Inspired by a recent community blog post, we have decided to add a new official way for our community to use Kali. Starting now, you can find an officially maintained Kali Linux image in the Vagrant Cloud.
What is Vagrant? From Vagrant’s website:
Vagrant is a tool for building and managing virtual machine environments in a single workflow.
One of the many useful things we can do with APT is create metapackages, which are effectively empty packages that declare a list of other packages as dependencies. Kali Linux includes metapackages for password cracking, software-defined radio, wireless, web applications, and more but if you have specific needs (like most people), it’s quick and easy to define your own metapackages, which we will show in this post.
We have been hearing a lot about WireGuard lately and with it being recently added to the Kali repos, we thought we would give it a quick try to see what all the fuss is about. All in all, we found this is a really nice and quick to configure VPN solution, and might be worth checking out.

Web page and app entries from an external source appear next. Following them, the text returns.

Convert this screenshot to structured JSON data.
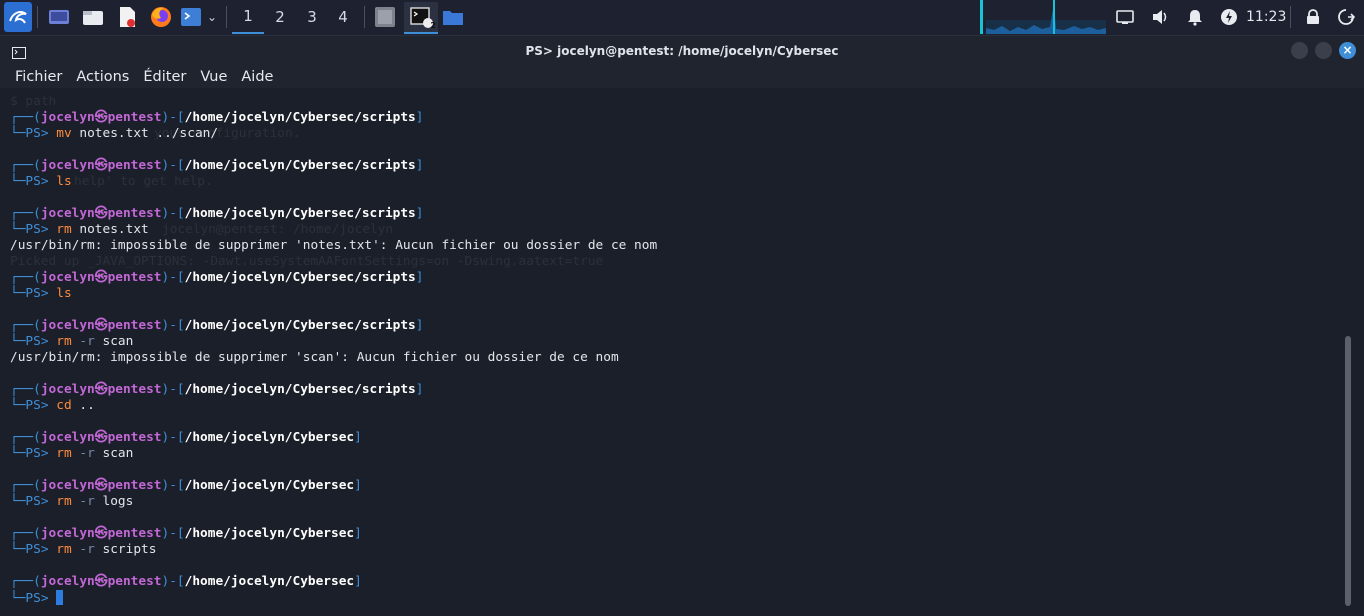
{
  "panel": {
    "workspaces": [
      "1",
      "2",
      "3",
      "4"
    ],
    "clock": "11:23",
    "terminal_badge": "2"
  },
  "window": {
    "title": "PS> jocelyn@pentest: /home/jocelyn/Cybersec",
    "close_glyph": "×"
  },
  "menu": [
    "Fichier",
    "Actions",
    "Éditer",
    "Vue",
    "Aide"
  ],
  "terminal": {
    "ghost_lines": [
      "$ path",
      "your configuration.",
      "help' to get help.",
      "jocelyn@pentest: /home/jocelyn",
      "Picked up _JAVA_OPTIONS: -Dawt.useSystemAAFontSettings=on -Dswing.aatext=true"
    ],
    "blocks": [
      {
        "user": "jocelyn",
        "host": "pentest",
        "path": "/home/jocelyn/Cybersec/scripts",
        "cmd": "mv",
        "args": " notes.txt ../scan/",
        "output": ""
      },
      {
        "user": "jocelyn",
        "host": "pentest",
        "path": "/home/jocelyn/Cybersec/scripts",
        "cmd": "ls",
        "args": "",
        "output": ""
      },
      {
        "user": "jocelyn",
        "host": "pentest",
        "path": "/home/jocelyn/Cybersec/scripts",
        "cmd": "rm",
        "args": " notes.txt",
        "output": "/usr/bin/rm: impossible de supprimer 'notes.txt': Aucun fichier ou dossier de ce nom"
      },
      {
        "user": "jocelyn",
        "host": "pentest",
        "path": "/home/jocelyn/Cybersec/scripts",
        "cmd": "ls",
        "args": "",
        "output": ""
      },
      {
        "user": "jocelyn",
        "host": "pentest",
        "path": "/home/jocelyn/Cybersec/scripts",
        "cmd": "rm",
        "flag": " -r",
        "args": " scan",
        "output": "/usr/bin/rm: impossible de supprimer 'scan': Aucun fichier ou dossier de ce nom"
      },
      {
        "user": "jocelyn",
        "host": "pentest",
        "path": "/home/jocelyn/Cybersec/scripts",
        "cmd": "cd",
        "args": " ..",
        "output": ""
      },
      {
        "user": "jocelyn",
        "host": "pentest",
        "path": "/home/jocelyn/Cybersec",
        "cmd": "rm",
        "flag": " -r",
        "args": " scan",
        "output": ""
      },
      {
        "user": "jocelyn",
        "host": "pentest",
        "path": "/home/jocelyn/Cybersec",
        "cmd": "rm",
        "flag": " -r",
        "args": " logs",
        "output": ""
      },
      {
        "user": "jocelyn",
        "host": "pentest",
        "path": "/home/jocelyn/Cybersec",
        "cmd": "rm",
        "flag": " -r",
        "args": " scripts",
        "output": ""
      },
      {
        "user": "jocelyn",
        "host": "pentest",
        "path": "/home/jocelyn/Cybersec",
        "cmd": "",
        "args": "",
        "output": "",
        "active": true
      }
    ],
    "prompt_label": "PS>",
    "at_glyph": "㉿"
  },
  "icons": {
    "app_menu": "kali-dragon-icon",
    "desktop": "show-desktop-icon",
    "files": "file-manager-icon",
    "editor": "text-editor-icon",
    "firefox": "firefox-icon",
    "terminal": "terminal-icon",
    "network": "network-icon",
    "volume": "volume-icon",
    "notifications": "bell-icon",
    "power": "power-icon",
    "lock": "lock-icon",
    "logout": "logout-icon"
  },
  "colors": {
    "accent": "#3e8fd8",
    "user": "#c267d6",
    "command": "#ff8a3c",
    "background": "#1b1f29"
  }
}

We love it when community members come up with new ideas or interesting builds, and this one caught our attention. Jacek Kowalczyk hit us up on twitter with a really interesting story. His approach to tweaking Kali to be specific to his needs is exactly why this feature is so important to us and we wanted to share his story more widely.
Another edition of Hacker Summer Camp has come and gone. We had a great time meeting our users, new and old, particularly at our Black Hat and DEF CON Dojos, which were led by our great friend @ihackstuff and the rest of the Offensive Security crew. Now that everyone is back home, it’s time for our third Kali release of 2018, which is available for immediate download.
We use live-build to create our official Kali releases and we encourage users to jump in and build their own customized versions of Kali whenever we can. Our documentation of the process is one of the most popular items on our documentation site, and the Kali Dojo also revolves around this topic.
We have covered how to create secure “throw-away hack boxes” using the Raspberry Pi before, but we thought it was time to go back and take a look at the process again. With all the new Raspberry Pi models and Kali changes from when we last covered this, we found the old process was in need of some updating.
UPDATE NOV 2019 This post is out of date as of 2019 as powershell has been added to the primary repos. Just do a:
apt update && apt -y install powershell And you will have powershell on your system.
Old Post You may already be aware that you can safely add external repositories to your Kali Linux installation but you may not be aware that one of the many repositories available online includes one from Microsoft that includes PowerShell.
This Kali release is the first to include the Linux 4.15 kernel, which includes the x86 and x64 fixes for the much-hyped Spectre and Meltdown vulnerabilities. It also includes much better support for AMD GPUs and support for AMD Secure Encrypted Virtualization, which allows for encrypting virtual machine memory such that even the hypervisor can’t access it.
In an earlier post, we covered Package Management in Kali Linux. With the ease of installation that APT provides, we have the choice amongst tens of thousands of packages but the downside is, we have tens of thousands of packages. Finding out what packages are available and finding the one(s) we want can be a daunting task, particularly for newcomers to Linux.